Interpreting Bible Prophecy

Bible End Times is a popular theme to study today. And approximately one quarter of the Bible was prophetic of future events at the time it was written. Some of these prophecies concern the nation of Israel, some the Gentile nations, and some the church of Jesus Christ. Some have to do with individual believers and unbelievers, others concern angels and demons. Some relate to the first coming of Christ described in the New Testament, and others to His promised return. Roughly half of the prophetic Scriptures have been fulfilled already. A look at how they were fulfilled (precisely, and literally) gives us the expectation that the remaining half will be fulfilled a similar way.

In fact, most of the disagreements over God's prophetic calendar relate to this issue. Some, who interpret the rest of the Bible literally, abandon this method when it come to prophecy, saying it is largely symbolic. So, can we expect the Bible's view of the future to be literally fulfilled? Or are the words of the prophets simply symbolic of some spiritual truth hidden beneath the surface? (The latter view, called allegorizing, or spiritualizing, leaves the true meaning a mystery. The solution is left to the whim of the interpreter, leading to a great deal of inconsistency and uncertainty.)

In response to the above questions, the proper way to deal with all of Scripture is to interpret it literally. Consistently to treat the language of the Bible as we would that in a letter from a friend (which, in a sense, the Bible is). The Bible does make use of poetic, picture language from time to time (for example, "the Lord is my shepherd," or Jesus saying "I am the bread of life"), but these pictures depict a specific, literal reality that is not difficult to discern when we compare Scripture with Scripture. Dealing with such figures of speech is a normal part of handling any language. (Just as when that letter from a friend says it was "raining cats and dogs," or his son's baseball team "slaughtered" the competition).

Literal Interpretation gives each word its plain, natural sense, as when employed in writing, speaking, or thinking, and it determines the meaning intended by the author according to the normal, customary usage of language, taking into account its original setting.

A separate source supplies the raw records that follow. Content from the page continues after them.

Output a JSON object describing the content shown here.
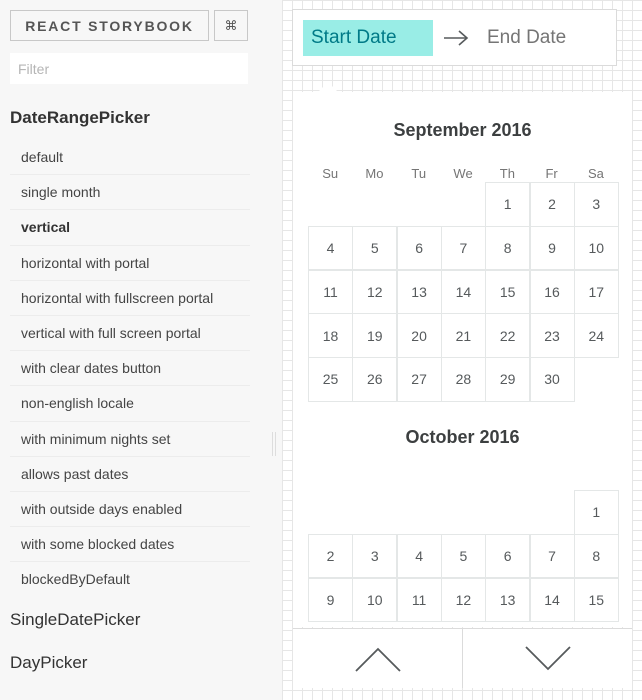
{
  "header": {
    "title": "REACT STORYBOOK",
    "shortcut_icon": "⌘"
  },
  "filter": {
    "placeholder": "Filter",
    "value": ""
  },
  "kinds": [
    {
      "title": "DateRangePicker",
      "stories": [
        "default",
        "single month",
        "vertical",
        "horizontal with portal",
        "horizontal with fullscreen portal",
        "vertical with full screen portal",
        "with clear dates button",
        "non-english locale",
        "with minimum nights set",
        "allows past dates",
        "with outside days enabled",
        "with some blocked dates",
        "blockedByDefault"
      ],
      "active_story": "vertical"
    },
    {
      "title": "SingleDatePicker"
    },
    {
      "title": "DayPicker"
    }
  ],
  "date_range": {
    "start_placeholder": "Start Date",
    "end_placeholder": "End Date",
    "arrow_icon": "arrow-right-icon"
  },
  "calendar": {
    "weekdays": [
      "Su",
      "Mo",
      "Tu",
      "We",
      "Th",
      "Fr",
      "Sa"
    ],
    "months": [
      {
        "title": "September 2016",
        "weeks": [
          [
            "",
            "",
            "",
            "",
            "1",
            "2",
            "3"
          ],
          [
            "4",
            "5",
            "6",
            "7",
            "8",
            "9",
            "10"
          ],
          [
            "11",
            "12",
            "13",
            "14",
            "15",
            "16",
            "17"
          ],
          [
            "18",
            "19",
            "20",
            "21",
            "22",
            "23",
            "24"
          ],
          [
            "25",
            "26",
            "27",
            "28",
            "29",
            "30",
            ""
          ]
        ]
      },
      {
        "title": "October 2016",
        "weeks": [
          [
            "",
            "",
            "",
            "",
            "",
            "",
            "1"
          ],
          [
            "2",
            "3",
            "4",
            "5",
            "6",
            "7",
            "8"
          ],
          [
            "9",
            "10",
            "11",
            "12",
            "13",
            "14",
            "15"
          ]
        ]
      }
    ],
    "nav": {
      "prev_icon": "chevron-up-icon",
      "next_icon": "chevron-down-icon"
    }
  },
  "colors": {
    "selected_input_bg": "#99ede6",
    "selected_input_text": "#007a87",
    "day_border": "#e4e7e7"
  }
}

That is how God designed language to be used, and it is the proper way to handle the Scriptures. As someone has said, "If the plain sense makes good sense, seek no other sense--or the result will be nonsense!" God intends us to proclaim His Word as being literally true. It is not surprising, then, that the Reformation, and all the great revivals in history were rooted in this kind of preaching. For men like Luther and Wesley, the Bible was the inspired Word of God and its message was to be understood literally. Also, the great missionary movements of the 19th century and the evangelical Bible schools that came into being during the early 1900's followed this method.

If you are interested in studying Bible prophecy, check out the study on this website called Heaven. There are also many good books available. One that is recommended is The Final Drama by Dr. John Walvoord. He provides "14 Keys to Understanding the Prophetic Scriptures." Another extremely useful book is Charting the End Times by Tim LaHaye and Thomas Ice. Called "A Visual Guide to Understanding Bible Prophecy," it provides dozens of helpful charts, with explanatory text.